Official who says he was 'scapegoat' for Benghazi to testify

A State Department employee who says he was unfairly punished in the wake of the Benghazi, Libya, attack will testify before Congress next week.

Raymond Maxwell, the former deputy assistant secretary for Maghreb affairs, was placed on administrative leave in the wake of the attack that killed Ambassador Christopher Stevens and three other Americans last Sept. 11.

Maxwell was one of four State Department employees disciplined after an independent State Department probe of the attack, but insists he played no role in decisions to deny the embassy's requests for more security.

“I had no involvement to any degree with decisions on security and the funding of security at our diplomatic mission in Benghazi,” Maxwell told the Daily Beast in May after filing a grievance with the State Department’s Human Resources Bureau and the American Foreign Service Association (AFSA).

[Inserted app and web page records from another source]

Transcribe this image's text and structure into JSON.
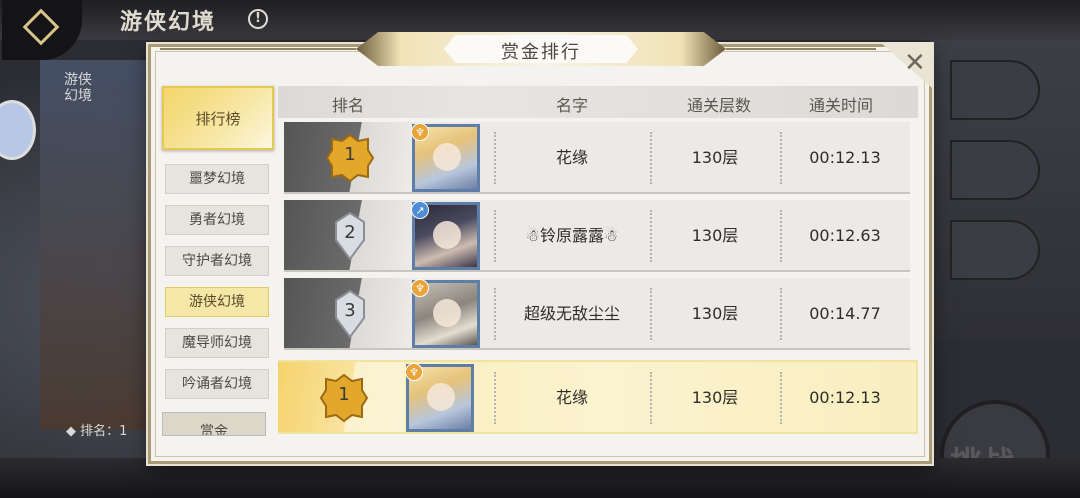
{
  "background": {
    "title": "游侠幻境",
    "side_label": "游侠幻境",
    "rank_label": "◆ 排名：1",
    "challenge": "挑战"
  },
  "modal": {
    "title": "赏金排行",
    "close_icon": "close-icon"
  },
  "sidebar": {
    "ranking_tab": "排行榜",
    "items": [
      {
        "label": "噩梦幻境",
        "active": false
      },
      {
        "label": "勇者幻境",
        "active": false
      },
      {
        "label": "守护者幻境",
        "active": false
      },
      {
        "label": "游侠幻境",
        "active": true
      },
      {
        "label": "魔导师幻境",
        "active": false
      },
      {
        "label": "吟诵者幻境",
        "active": false
      }
    ],
    "reward_tab": "赏金"
  },
  "table": {
    "headers": [
      "排名",
      "名字",
      "通关层数",
      "通关时间"
    ],
    "rows": [
      {
        "rank": "1",
        "name": "花缘",
        "floors": "130层",
        "time": "00:12.13",
        "medal": "gold"
      },
      {
        "rank": "2",
        "name": "☃铃原露露☃",
        "floors": "130层",
        "time": "00:12.63",
        "medal": "silver"
      },
      {
        "rank": "3",
        "name": "超级无敌尘尘",
        "floors": "130层",
        "time": "00:14.77",
        "medal": "silver"
      }
    ],
    "my_row": {
      "rank": "1",
      "name": "花缘",
      "floors": "130层",
      "time": "00:12.13",
      "medal": "gold"
    }
  },
  "colors": {
    "accent_gold": "#f5d36c",
    "active_tab": "#f5e7a6",
    "panel_bg": "#f4f3ef"
  }
}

Maxwell is scheduled to appear before a House Foreign Affairs Committee hearing Thursday titled: “Benghazi: Progress on State Department Accountability?” An AFSA representative is also expected to testify, along with American Academy of Diplomacy President Ronald Neumann, a former ambassador to Algeria, Bahrain and Afghanistan.

The committee, led by chairman Rep. Ed Royce (R-Calif.), isn't the only panel interested in Maxwell. 

Rep. Darrell Issa's (R-Calif.) oversight panel has deposed the two co-authors of the State Department's Accountability Review Board, which reportedly recommended that Maxwell be punished for failing to read his intelligence briefings. Democrats who attended the depositions told The Hill that Maxwell's treatment appeared to be of particular interest to Republicans on the committee.

Separately, the Senate Foreign Relations Committee  announced a hearing on Tuesday on embassy security legislation from panel Chairman Bob Menendez (D-N.J.).

The bill from Menendez would give the State Department the authority to hire the best instead of the cheapest security contractors “where conditions require enhanced levels of security” and would authorize disciplinary action in cases of unsatisfactory leadership by senior officials related to a security incident. The State Department said it lacked the power to fire anyone over the Benghazi lapses.

The bill would authorize funding for the Capital Security Cost Sharing Program to provide extra security at more high-risk posts, for Arabic language training, and for a Foreign Affairs Security Training Center to train diplomatic security personnel. It would also require planning to incorporate additional Marine Security Guards at overseas facilities and requires extensive reporting on State’s implementation of the ARB recommendations and on the designation of high-risk posts.

The State Department's Acting Assistant Secretary for Diplomatic Security, Gregory Starr, is scheduled to testify on the bill along with Bill Miller, the Deputy Assistant Secretary of State for High-Threat Posts. 

Please send tips and comments to Julian Pecquet:

Follow us on Twitter: @TheHillGlobal and @JPecquetTheHill